Upcoming Events

Solutions to Skill Shortages


Looking for strategies to improve hiring and job retention initiatives? Follow along with CME’s  series on Solutions to Skill Shortages. This series is a dynamic event designed to address workforce talent shortages, focusing on bridging the gap between underrepresented groups and the essential insights employers need to attract and retain diverse talent in the manufacturing industry.

It aims to empower both employers and job seekers by exploring current barriers to entry and the challenges faced by underrepresented groups within the workforce.

Each presenter will have 25-30 minutes to discuss the organization they are representing. Following the presentations, the event moderator will ask the presenters questions about best practices in the industry concerning accessing underrepresented groups for employment and retention of those groups.

Sign up now for one or more of this series to learn more about what you could be doing to attract employees from all backgrounds.




11:30 a.m. - 1:30 p.m. CST




February 7, 2024 - INDIGENOUS PEOPLES

In this session of Solutions to Skill Shortages, we discuss best practices to attract Indigenous talent to your workplace. Partnering with service providers and experts in Indigenous relations and engagement, join us as we discuss strategies to effectively connect and build lasting relationships between communities and industry.



Chief Executive Officer, AMIK Inc.
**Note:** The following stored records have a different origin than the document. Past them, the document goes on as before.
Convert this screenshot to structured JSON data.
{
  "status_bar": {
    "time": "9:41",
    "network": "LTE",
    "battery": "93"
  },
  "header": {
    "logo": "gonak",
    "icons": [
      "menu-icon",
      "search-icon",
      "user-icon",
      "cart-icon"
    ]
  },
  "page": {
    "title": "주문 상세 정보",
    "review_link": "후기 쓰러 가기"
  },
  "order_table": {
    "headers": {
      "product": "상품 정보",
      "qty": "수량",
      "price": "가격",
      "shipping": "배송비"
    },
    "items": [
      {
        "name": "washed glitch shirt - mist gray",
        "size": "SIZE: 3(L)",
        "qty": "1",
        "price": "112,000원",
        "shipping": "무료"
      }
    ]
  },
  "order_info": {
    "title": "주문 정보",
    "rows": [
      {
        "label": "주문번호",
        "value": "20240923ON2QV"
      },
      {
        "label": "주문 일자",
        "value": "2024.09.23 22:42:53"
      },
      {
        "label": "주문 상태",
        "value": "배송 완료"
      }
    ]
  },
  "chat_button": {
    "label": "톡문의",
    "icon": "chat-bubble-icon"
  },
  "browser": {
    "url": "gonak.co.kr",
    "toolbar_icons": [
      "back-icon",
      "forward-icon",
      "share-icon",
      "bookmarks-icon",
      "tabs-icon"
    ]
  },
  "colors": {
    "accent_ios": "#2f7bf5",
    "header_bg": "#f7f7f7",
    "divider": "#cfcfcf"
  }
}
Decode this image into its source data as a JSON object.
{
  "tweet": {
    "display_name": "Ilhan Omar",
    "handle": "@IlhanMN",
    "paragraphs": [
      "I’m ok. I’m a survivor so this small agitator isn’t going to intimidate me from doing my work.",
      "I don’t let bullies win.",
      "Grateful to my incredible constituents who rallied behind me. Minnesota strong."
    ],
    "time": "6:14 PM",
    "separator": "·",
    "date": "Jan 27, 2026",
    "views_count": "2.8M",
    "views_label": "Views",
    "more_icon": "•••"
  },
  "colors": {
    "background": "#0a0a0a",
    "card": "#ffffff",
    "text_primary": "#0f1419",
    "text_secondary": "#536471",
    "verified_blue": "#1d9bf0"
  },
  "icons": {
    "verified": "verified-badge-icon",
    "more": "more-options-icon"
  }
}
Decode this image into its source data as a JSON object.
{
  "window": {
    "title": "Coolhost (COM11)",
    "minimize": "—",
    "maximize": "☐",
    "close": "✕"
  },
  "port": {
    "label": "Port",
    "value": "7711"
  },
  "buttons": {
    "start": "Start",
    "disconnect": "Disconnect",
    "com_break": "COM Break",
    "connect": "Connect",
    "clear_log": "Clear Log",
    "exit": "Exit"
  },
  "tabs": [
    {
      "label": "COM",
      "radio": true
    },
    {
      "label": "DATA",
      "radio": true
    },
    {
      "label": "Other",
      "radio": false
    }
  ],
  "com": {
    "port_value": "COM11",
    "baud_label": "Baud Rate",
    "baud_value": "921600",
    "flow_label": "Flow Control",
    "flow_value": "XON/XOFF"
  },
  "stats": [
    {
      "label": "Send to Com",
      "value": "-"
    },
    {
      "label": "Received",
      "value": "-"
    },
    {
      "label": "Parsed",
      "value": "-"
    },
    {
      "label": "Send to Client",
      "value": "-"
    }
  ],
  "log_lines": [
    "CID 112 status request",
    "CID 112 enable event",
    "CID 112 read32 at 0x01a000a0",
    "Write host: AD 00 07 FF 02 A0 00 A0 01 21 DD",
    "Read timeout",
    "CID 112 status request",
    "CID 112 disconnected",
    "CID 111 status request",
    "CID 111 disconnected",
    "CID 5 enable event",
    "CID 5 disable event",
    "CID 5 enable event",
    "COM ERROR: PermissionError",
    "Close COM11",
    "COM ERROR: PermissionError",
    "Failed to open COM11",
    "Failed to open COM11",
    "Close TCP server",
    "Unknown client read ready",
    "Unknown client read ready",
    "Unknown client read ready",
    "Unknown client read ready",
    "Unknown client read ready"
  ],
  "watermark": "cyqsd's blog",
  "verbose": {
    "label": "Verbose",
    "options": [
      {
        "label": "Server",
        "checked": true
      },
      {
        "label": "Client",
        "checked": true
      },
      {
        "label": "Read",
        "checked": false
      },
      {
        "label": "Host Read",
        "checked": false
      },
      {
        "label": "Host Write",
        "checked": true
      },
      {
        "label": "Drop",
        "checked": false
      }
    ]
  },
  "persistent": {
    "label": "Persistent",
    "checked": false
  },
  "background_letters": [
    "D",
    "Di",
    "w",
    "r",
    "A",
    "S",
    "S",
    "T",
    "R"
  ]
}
Sherman has been closely involved with the Indigenous community for nearly two decades. He holds a degree in Economics & Business from the University of Manitoba and has worked at many large Canadian corporations such as RBC, The Business Development Bank of Canada, as well as private for-profit and non-profit organizations. In all his roles, Sherman has always had a connection with the Indigenous community in a variety of capacities including as a board member and consultant. 


For nearly 20 years, AMIK Inc. has established itself as a leader in professional Indigenous engagement services working in partnership with companies like Air Canada, CN Rail, the University of Manitoba, Travel Manitoba,  Red River College and many others. AMIK specializes in developing inclusive strategies that bridge the gap between Indigenous communities and industry that are mutually beneficial and culturally appropriate.


Senior Employee and Labour Relations,
Monarch Industries


In her presentation, Trisha will speak to new recruitment and retention initiatives which have assisted Monarch Industries in retaining a number of highly successful, long-term employees from Indigenous backgrounds. This will cover topics such as finding solutions to challenges created by unequal wealth distribution, generational trauma, transportation needs, plus includes examples of special supports that both Monarch and our employees have offered their colleagues when they needed it most.

Founder, Red Rebel Armour


Sean is a social-entrepreneur who created the streetwear brand Red Rebel Armour as it provided a form of expression and a source of revenue for his growing family.

Based on Rayland-Boubars’ experiences, he wanted to reduce the barriers Indigenous people face when trying to regain employment after leaving the criminal justice system.

For two years, he studied Social Innovation and Community Development at RRC Polytech and graduated with a diploma in Indigenous Social Entrepreneurship.
After graduation, he set out to combine streetwear fashion and social enterprise to elevate his community through his own personal story of healing, identity, and resilience. 

Associate Director, Indigenous for Mikwam Makwa Ikwe, the National Indigenous Hub for the Women Entrepreneurship Knowledge Hub (WEKH) and the Federal 50 – 30 Challenge at the University of Manitoba


Ashley is a proud Ojibway, Métis, and Filipina woman residing in Treaty 1 Territory. Her family roots are from the Richard Family from Pine Creek First Nation, the McLeod Family in Camperville, MB.


Ashley brings a relational and empathetic approach to all of the work she does and has over 12 years’ experience working with both Indigenous and non-Indigenous communities in both the private and not for profit sectors. She completed her Masters in Management, Innovation and Entrepreneurship at the Smith School of Business at Queen’s University. Her background and passion lies in design thinking as well as the teachings from her grandmother, Mary Richard.